■ TASK GOAL: The records below need to be repeated exactly, though not their pictures.

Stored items
********

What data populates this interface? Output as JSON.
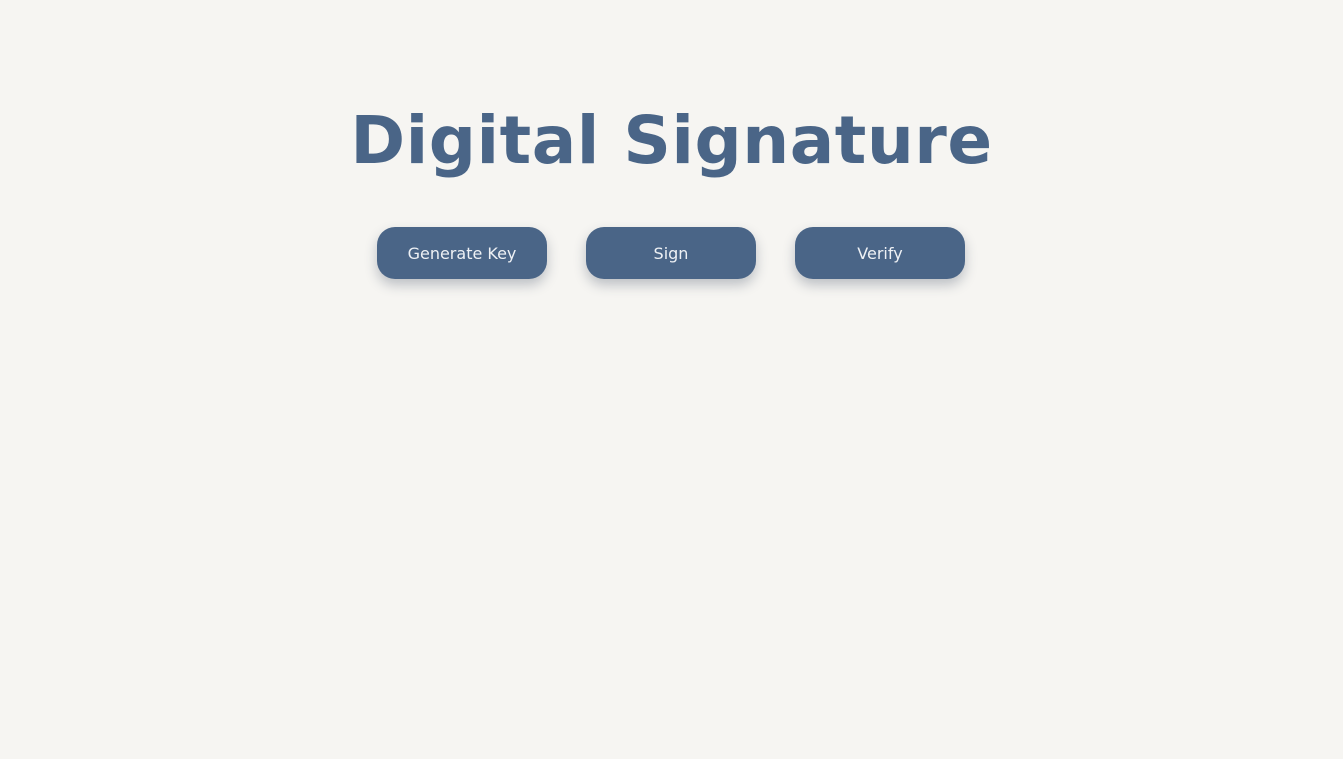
{
  "header": {
    "title": "Digital Signature"
  },
  "actions": {
    "generate_key_label": "Generate Key",
    "sign_label": "Sign",
    "verify_label": "Verify"
  },
  "colors": {
    "background": "#f6f5f2",
    "accent": "#4a6587",
    "button_text": "#eef1f5"
  }
}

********

■ ANSWER FOR THE TASK:
What data populates this interface? Output as JSON.
{
  "header": {
    "title": "Digital Signature"
  },
  "actions": {
    "generate_key_label": "Generate Key",
    "sign_label": "Sign",
    "verify_label": "Verify"
  },
  "colors": {
    "background": "#f6f5f2",
    "accent": "#4a6587",
    "button_text": "#eef1f5"
  }
}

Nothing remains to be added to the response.